Mérida, February 18, 2009 (venezuelanalysis.com)– While Chavez supporters argue that the opposition had the advantage during the amendment campaign because of their dominance over the media, the opposition is arguing that the “Yes” side used government resources in its campaign and is proposing a law against such “abuse”.
According to Jesse Chacon, who was in charge of communication and propaganda for the Simon Bolivar campaign in support of a yes vote to the amendment, the opposition had 71% of the coverage in the print and TV media.
A study by the Media Observatory showed that 78% of the print media had articles supporting the No option. Of the 100 latest articles in Caracas, 77 favored the No option, a study by another group, Intelligent Environment, revealed.
The same study also found an imbalance of 73% of television media in favor of No, and that the stations with most balance during the campaign were the private TV stations Televen and Venevision.
This “information imbalance that the reports of some companies dedicated to monitoring the media have revealed, puts the revolutionary block at a great disadvantage, quite the opposite of what the opposition sectors wanted to show,” Chacon said.
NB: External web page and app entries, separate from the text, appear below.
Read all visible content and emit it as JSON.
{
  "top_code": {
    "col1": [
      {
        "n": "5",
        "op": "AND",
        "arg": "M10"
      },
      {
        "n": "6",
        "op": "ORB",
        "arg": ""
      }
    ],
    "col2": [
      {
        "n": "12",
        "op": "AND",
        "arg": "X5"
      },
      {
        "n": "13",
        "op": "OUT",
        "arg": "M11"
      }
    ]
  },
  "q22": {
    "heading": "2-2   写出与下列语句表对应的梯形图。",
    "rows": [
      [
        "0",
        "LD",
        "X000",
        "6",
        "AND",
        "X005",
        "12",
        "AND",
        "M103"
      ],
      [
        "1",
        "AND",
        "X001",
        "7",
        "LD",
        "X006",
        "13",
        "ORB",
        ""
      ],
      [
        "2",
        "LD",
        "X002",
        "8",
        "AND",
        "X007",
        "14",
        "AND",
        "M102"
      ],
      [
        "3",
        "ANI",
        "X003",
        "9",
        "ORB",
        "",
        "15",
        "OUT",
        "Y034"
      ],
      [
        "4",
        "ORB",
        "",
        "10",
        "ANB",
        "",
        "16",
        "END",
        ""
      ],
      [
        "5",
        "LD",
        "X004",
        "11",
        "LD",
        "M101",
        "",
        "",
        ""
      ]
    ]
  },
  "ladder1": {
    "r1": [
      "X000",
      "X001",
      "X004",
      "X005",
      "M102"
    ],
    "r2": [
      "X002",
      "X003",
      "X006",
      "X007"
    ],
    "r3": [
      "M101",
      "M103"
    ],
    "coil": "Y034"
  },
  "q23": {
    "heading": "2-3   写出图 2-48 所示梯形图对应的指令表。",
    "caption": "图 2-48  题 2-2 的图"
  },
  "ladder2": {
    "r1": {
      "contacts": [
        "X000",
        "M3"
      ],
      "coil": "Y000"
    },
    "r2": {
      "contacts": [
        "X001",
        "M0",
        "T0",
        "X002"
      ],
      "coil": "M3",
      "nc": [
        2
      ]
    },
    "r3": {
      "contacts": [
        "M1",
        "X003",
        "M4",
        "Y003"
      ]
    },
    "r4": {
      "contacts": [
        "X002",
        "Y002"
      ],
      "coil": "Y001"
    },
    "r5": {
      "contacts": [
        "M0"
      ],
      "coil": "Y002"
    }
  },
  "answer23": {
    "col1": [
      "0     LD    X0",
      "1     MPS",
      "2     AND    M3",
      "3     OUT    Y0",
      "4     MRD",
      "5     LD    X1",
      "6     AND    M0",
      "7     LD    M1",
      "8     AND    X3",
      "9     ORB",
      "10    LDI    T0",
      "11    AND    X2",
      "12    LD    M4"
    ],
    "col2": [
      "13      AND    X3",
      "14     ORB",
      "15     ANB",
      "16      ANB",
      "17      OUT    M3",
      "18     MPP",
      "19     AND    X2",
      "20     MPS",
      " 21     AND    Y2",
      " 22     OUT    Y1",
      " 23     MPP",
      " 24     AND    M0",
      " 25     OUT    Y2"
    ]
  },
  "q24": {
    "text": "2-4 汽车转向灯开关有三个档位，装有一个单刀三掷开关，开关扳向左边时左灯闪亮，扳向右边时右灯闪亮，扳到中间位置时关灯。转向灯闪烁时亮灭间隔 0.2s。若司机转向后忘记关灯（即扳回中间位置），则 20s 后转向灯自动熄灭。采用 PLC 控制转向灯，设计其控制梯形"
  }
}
“Maybe the Yes option would have won by a margin of 60% to 40% if it had had better media coverage.”
Chacon said the media “has become a political actor” and that it is “very far from being an intermediary between reality and the citizen.”
He also criticized the polls that had predicted a win for the “No” vote, saying there are “few serious pollsters” in the country.
The opposition “says that there were advantages in the campaign and we can reiterate that yes there was, but in favor of the No, so we will ask the National Electoral Council that this is reverted in future elections,” Chacon said.
“It’s a situation which affects the voter, who doesn’t come across the two proposals in a balanced way in order to choose freely, so the street was the only option that remained to us to reverse this situation."
Further, Jorge Rodriguez, who headed the “Yes” campaign, called on the opposition sectors to apologize for their “campaign of lies” against the amendment to the constitution.
Referring to the “Yes” victory, he said, “The people of Venezuela don’t let themselves be fooled so easily … by the machinery of lies and repetition … in the psychological war.”
Use of government resources
Meanwhile, Manuel Rosales, leader of the opposition party A New Era, who ran against Chávez in 2006, and is now mayor of Maracaibo, said the “Yes” victory was undeserved because it had used government resources in its campaign.
“It is a victory that comes from the unscrupulous, improper, vulgar, and obscene use of the resources of the state and the use of the powers of the state,” he said.
Further, the opposition wants to propose a law that would regulate the use of government resources and power in future elections, and Rosales said he would propose a meeting with the government to discuss such a law.
“From today we’ll work and struggle without rest to prevent such a campaign from happening again in Venezuela.”
“The most important thing is that in Venezuela we are seeing a pluralist movement with representation from all the sectors and political parties, which is becoming a true alternative of power for [the presidential elections] in 2012,” Rosales said.